“Imported sweet onions are retailer- and consumer-friendly,” explains Grace of George’s Market. “They are lower in water content, making them cleaner with less shrink.”
To keep consumers informed about product availability, marketers remain engaged. Shuman Produce works through social media outlets to promote its year-round sweet onion availability. “Educating consumers on the differences between sweet onion options this time of year is also very important,” explains Shuman.
Bland Farms works to educate consumers about sweet onions by pointing out they’re not just for salads anymore. “They can substitute the pungent, very strong conventional onion with a sweet-smelling, sweet-tasting onion in any recipe,” says Bland.
Packaging And Promotion
Retailers have several methods to capture shoppers’ attention and make the sale. “Many consumers do not realize the similarities of Peruvian Sweet Onions and Vidalia Sweet Onions,” explains Bland. “We provide promotional materials to retailers and also work with retailers on coupon programs to cross-promote Bland Farms and Vidalia brand products related to sweet onions.”
Keystone Fruit Marketing offers innovative packaging including usage tips, recipes and nutrition details. “Growers, shippers and retailers continuously strive to develop state-of-the-art packaging and displays to catch the eye of the consumer, at the same time providing information on nutrition and utilizing products to boost sales,” says Kamer.

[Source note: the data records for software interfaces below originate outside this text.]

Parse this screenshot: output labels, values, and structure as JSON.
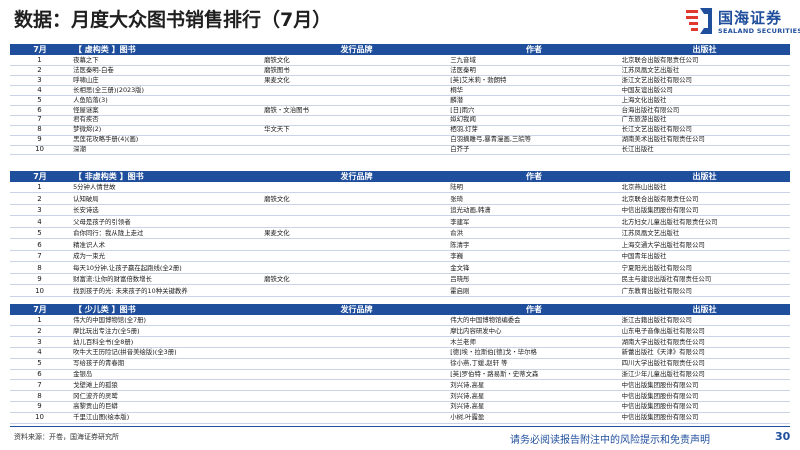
{
  "title": "数据：月度大众图书销售排行（7月）",
  "logo": {
    "cn": "国海证券",
    "en": "SEALAND SECURITIES"
  },
  "sections": [
    {
      "month": "7月",
      "category": "【 虚构类 】图书",
      "brand_header": "发行品牌",
      "author_header": "作者",
      "publisher_header": "出版社",
      "rows": [
        {
          "rank": "1",
          "title": "夜幕之下",
          "brand": "磨铁文化",
          "author": "三九音域",
          "publisher": "北京联合出版有限责任公司"
        },
        {
          "rank": "2",
          "title": "法医秦明-白卷",
          "brand": "磨铁图书",
          "author": "法医秦明",
          "publisher": "江苏凤凰文艺出版社"
        },
        {
          "rank": "3",
          "title": "呼啸山庄",
          "brand": "果麦文化",
          "author": "[英]艾米莉・勃朗特",
          "publisher": "浙江文艺出版社有限公司"
        },
        {
          "rank": "4",
          "title": "长相思(全三册)(2023版)",
          "brand": "",
          "author": "桐华",
          "publisher": "中国友谊出版公司"
        },
        {
          "rank": "5",
          "title": "人鱼陷落(3)",
          "brand": "",
          "author": "麟潜",
          "publisher": "上海文化出版社"
        },
        {
          "rank": "6",
          "title": "怪屋谜案",
          "brand": "磨铁・文治图书",
          "author": "[日]雨穴",
          "publisher": "台海出版社有限公司"
        },
        {
          "rank": "7",
          "title": "君有疾否",
          "brand": "",
          "author": "姒幻我闻",
          "publisher": "广东旅游出版社"
        },
        {
          "rank": "8",
          "title": "梦微烬(2)",
          "brand": "华文天下",
          "author": "栖羽,灯芽",
          "publisher": "长江文艺出版社有限公司"
        },
        {
          "rank": "9",
          "title": "黑莲花攻略手册(4)(画)",
          "brand": "",
          "author": "白羽摘雕弓,暴青漫画,三皖等",
          "publisher": "湖南美术出版社有限责任公司"
        },
        {
          "rank": "10",
          "title": "深潮",
          "brand": "",
          "author": "白芥子",
          "publisher": "长江出版社"
        }
      ]
    },
    {
      "month": "7月",
      "category": "【 非虚构类 】图书",
      "brand_header": "发行品牌",
      "author_header": "作者",
      "publisher_header": "出版社",
      "rows": [
        {
          "rank": "1",
          "title": "5分钟人情世故",
          "brand": "",
          "author": "陆明",
          "publisher": "北京燕山出版社"
        },
        {
          "rank": "2",
          "title": "认知破局",
          "brand": "磨铁文化",
          "author": "张琦",
          "publisher": "北京联合出版有限责任公司"
        },
        {
          "rank": "3",
          "title": "长安诗选",
          "brand": "",
          "author": "追光动画,韩潇",
          "publisher": "中信出版集团股份有限公司"
        },
        {
          "rank": "4",
          "title": "父母是孩子的引领者",
          "brand": "",
          "author": "李建军",
          "publisher": "北方妇女儿童出版社有限责任公司"
        },
        {
          "rank": "5",
          "title": "俞你同行：我从陇上走过",
          "brand": "果麦文化",
          "author": "俞洪",
          "publisher": "江苏凤凰文艺出版社"
        },
        {
          "rank": "6",
          "title": "精准识人术",
          "brand": "",
          "author": "陈清宇",
          "publisher": "上海交通大学出版社有限公司"
        },
        {
          "rank": "7",
          "title": "成为一束光",
          "brand": "",
          "author": "李巍",
          "publisher": "中国青年出版社"
        },
        {
          "rank": "8",
          "title": "每天10分钟,让孩子赢在起跑线(全2册)",
          "brand": "",
          "author": "金文锋",
          "publisher": "宁夏阳光出版社有限公司"
        },
        {
          "rank": "9",
          "title": "财富流:让你的财富倍数增长",
          "brand": "磨铁文化",
          "author": "吕晓彤",
          "publisher": "民主与建设出版社有限责任公司"
        },
        {
          "rank": "10",
          "title": "找到孩子的光: 未来孩子的10种关键教养",
          "brand": "",
          "author": "霍启刚",
          "publisher": "广东教育出版社有限公司"
        }
      ]
    },
    {
      "month": "7月",
      "category": "【 少儿类 】图书",
      "brand_header": "发行品牌",
      "author_header": "作者",
      "publisher_header": "出版社",
      "rows": [
        {
          "rank": "1",
          "title": "伟大的中国博物馆(全7册)",
          "brand": "",
          "author": "伟大的中国博物馆编委会",
          "publisher": "浙江古籍出版社有限公司"
        },
        {
          "rank": "2",
          "title": "摩比玩出专注力(全5册)",
          "brand": "",
          "author": "摩比内容研发中心",
          "publisher": "山东电子音像出版社有限公司"
        },
        {
          "rank": "3",
          "title": "幼儿百科全书(全8册)",
          "brand": "",
          "author": "木兰老师",
          "publisher": "湖南大学出版社有限责任公司"
        },
        {
          "rank": "4",
          "title": "吹牛大王历险记(拼音美绘版)(全3册)",
          "brand": "",
          "author": "[德]埃・拉斯伯[德]戈・毕尔格",
          "publisher": "新蕾出版社《天津》有限公司"
        },
        {
          "rank": "5",
          "title": "写给孩子的青春期",
          "brand": "",
          "author": "徐小燕,丁媛,赵轩 等",
          "publisher": "四川大学出版社有限责任公司"
        },
        {
          "rank": "6",
          "title": "金银岛",
          "brand": "",
          "author": "[英]罗伯特・路易斯・史蒂文森",
          "publisher": "浙江少年儿童出版社有限公司"
        },
        {
          "rank": "7",
          "title": "戈壁滩上的孤狼",
          "brand": "",
          "author": "刘兴诗,高星",
          "publisher": "中信出版集团股份有限公司"
        },
        {
          "rank": "8",
          "title": "冈仁波齐的灵鹫",
          "brand": "",
          "author": "刘兴诗,高星",
          "publisher": "中信出版集团股份有限公司"
        },
        {
          "rank": "9",
          "title": "高黎贡山的巨蟒",
          "brand": "",
          "author": "刘兴诗,高星",
          "publisher": "中信出版集团股份有限公司"
        },
        {
          "rank": "10",
          "title": "千里江山图(绘本版)",
          "brand": "",
          "author": "小树,叶露盈",
          "publisher": "中信出版集团股份有限公司"
        }
      ]
    }
  ],
  "footer": {
    "source": "资料来源：开卷，国海证券研究所",
    "disclaimer": "请务必阅读报告附注中的风险提示和免责声明",
    "page": "30"
  }
}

“Providing recipes through retailer websites or on bin boxes is a great way to increase sales and educate the consumers,” says Bland.
Shuman Produce provides all RealSweet sweet onions in a variety of packs and sizes to meet the needs of all demographics. “Our bagged products act as effective merchandising tools with high-quality graphic product imagery and great seasonal recipes,” says Shuman.
Imported sweet onions offer countless opportunities for the retailer to promote due to their diversity. “Many retailers strive to take advantage of cross-merchandising by strategically placing onions and products that can be utilized with sweet onions,” offers Kamer.
Shuman Produce advises stores to merchandise sweet onions alongside additional products to create an easy meal, which raises the ring at the register. “Retailers should also consider displays outside of the produce department to maximize sales during fall months when grilling and tailgating are on the top of consumer’s minds,” says Shuman. “RealSweet sweet onions make the perfect pairing for burgers, sausage and chicken on the grill.”
“Retailers should continue to promote with secondary displays during the winter months for extra sales and profit, since sweet onions are generally available year-round, and the consumer doesn’t see the gaps in supplies like in years past,” explains Cox of K-VA-T Food Stores.
Product placement is crucial. “Endcaps, standalones, value-added product offerings, multi-size strategies and consumer bagged displays offer consumers multiple buying options and ensure sales lift,” says Kamer of Keystone Fruit Marketing.
Offering a bagged versus bulk option increases customer choice, which leads to more sales. “Due to increased demand for sweet onions, many retailers found it advantageous to carry bulk or loose jumbo sweet onions as well as a consumer bag of medium sweet onions,” offers Kamer.
Shuman Produce offers both bag and bulk product year-round. “This choice best meets the needs of consumers looking for a premium sweet onion with the flat granex shape and mild flavor profile,” says Shuman.
Quality also plays an important role in winter promotion. “Retailers should promote and advertise much like they do in the spring and summer months, because the quality of imported sweet onions has been very good over the past few years and has been a value for the consumer,” explains Cox of K-VA-T.